08:47 GMT +323 January 2020
Listen Live
    Society
    Get short URL
    0 51
    Subscribe

    According to the labradoodle’s creator, his concerns stem from doubts about the impact that unscrupulous breeders are having on this type of dog.

    Wally Conron, the man who created the first mixed-breed dog known as the labradoodle, said he actually regrets his work, ABC reports.

    According to the media outlet, Conron explained that he actually made this breed – a mix between a Labrador and a poodle – while working as the breeding manager for the Royal Guide Dogs Association of Australia, at the request of a blind lady from Hawaii who needed a guide dog and whose husband was allergic to long-haired dogs.

    However, when the breed started becoming increasingly popular after the name “labradoodle” was coined, Conron started having misgivings, noting that while he always took care to breed the healthiest pups, the same couldn’t be said about a lot of labradoodle breeders "who got on the bandwagon."

    "I realised the reason for these unethical, ruthless people [was] to breed these dogs and sell them for big bucks," he said.

    As Conron explained, it is the concerns about the quality of the breeding process employed by some labradoodle breeders that continue to haunt him to this day.

    "I opened a Pandora's box and released a Frankenstein's monster," Conron remarked. "When I'm out and I see these labradoodles I can't help myself, I go over them in my mind… I find that the biggest majority are either crazy or have a hereditary problem. I do see some damn nice labradoodles but they're few and far between."

    However, the media outlet points out that not everyone shares Conron’s attitude, as John Gosling, owner of the poodle that played a key role in the creation of the first labradoodle, expressed a different take on the situation.

    "We could never have thought it was going to become so prolific. Our thinking was particularly toward guide dogs and vision-impaired people who had a difficulty with an allergy, but it's gone way beyond that”, he said. "It's actually turned out to be something, in my opinion, quite fantastic.
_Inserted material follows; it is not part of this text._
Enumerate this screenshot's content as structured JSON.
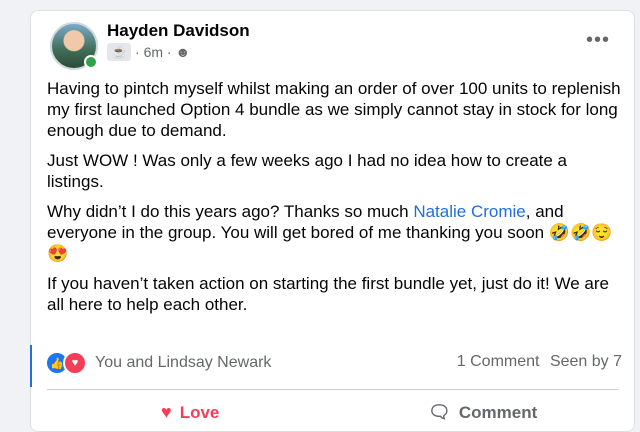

I don't have regrets at all."

    Tags:
    regrets, concerns, breeding, dog, Australia
    Community standardsDiscussion
    Comment via FacebookComment via Sputnik